WHAT IS EXPECTED = Count the lines below that include the word "taking" and write that number alone.

DATA UNDER STUDY =
%%

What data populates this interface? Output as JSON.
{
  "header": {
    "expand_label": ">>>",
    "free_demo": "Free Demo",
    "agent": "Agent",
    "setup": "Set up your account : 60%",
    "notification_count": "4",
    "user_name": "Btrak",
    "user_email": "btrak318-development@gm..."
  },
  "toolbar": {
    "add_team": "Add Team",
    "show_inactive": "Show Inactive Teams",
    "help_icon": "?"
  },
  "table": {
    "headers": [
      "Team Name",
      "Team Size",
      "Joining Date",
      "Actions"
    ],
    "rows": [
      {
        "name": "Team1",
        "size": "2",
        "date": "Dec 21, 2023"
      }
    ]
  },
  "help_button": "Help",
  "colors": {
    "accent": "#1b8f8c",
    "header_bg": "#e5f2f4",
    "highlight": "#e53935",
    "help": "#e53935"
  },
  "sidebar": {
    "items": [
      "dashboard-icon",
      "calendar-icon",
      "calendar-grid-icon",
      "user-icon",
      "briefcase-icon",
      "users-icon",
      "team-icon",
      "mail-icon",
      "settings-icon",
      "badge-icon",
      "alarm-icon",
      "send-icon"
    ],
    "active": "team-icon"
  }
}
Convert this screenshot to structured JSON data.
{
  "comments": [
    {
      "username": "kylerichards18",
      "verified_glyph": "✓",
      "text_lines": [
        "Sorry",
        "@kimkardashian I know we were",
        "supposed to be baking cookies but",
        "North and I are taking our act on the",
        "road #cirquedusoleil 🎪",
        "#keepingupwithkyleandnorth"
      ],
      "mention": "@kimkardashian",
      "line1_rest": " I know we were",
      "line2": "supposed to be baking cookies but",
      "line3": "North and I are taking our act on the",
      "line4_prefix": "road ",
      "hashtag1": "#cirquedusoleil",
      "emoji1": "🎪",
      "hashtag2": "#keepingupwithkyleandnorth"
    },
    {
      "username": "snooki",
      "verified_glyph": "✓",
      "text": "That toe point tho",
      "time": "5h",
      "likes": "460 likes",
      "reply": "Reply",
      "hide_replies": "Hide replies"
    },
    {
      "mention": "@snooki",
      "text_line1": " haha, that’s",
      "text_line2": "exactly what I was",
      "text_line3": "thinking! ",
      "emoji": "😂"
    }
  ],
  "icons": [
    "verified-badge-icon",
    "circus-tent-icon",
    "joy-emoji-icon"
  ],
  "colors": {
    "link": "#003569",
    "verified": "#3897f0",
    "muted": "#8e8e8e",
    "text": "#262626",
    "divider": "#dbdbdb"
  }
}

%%

EXERCISE SOLUTION = 2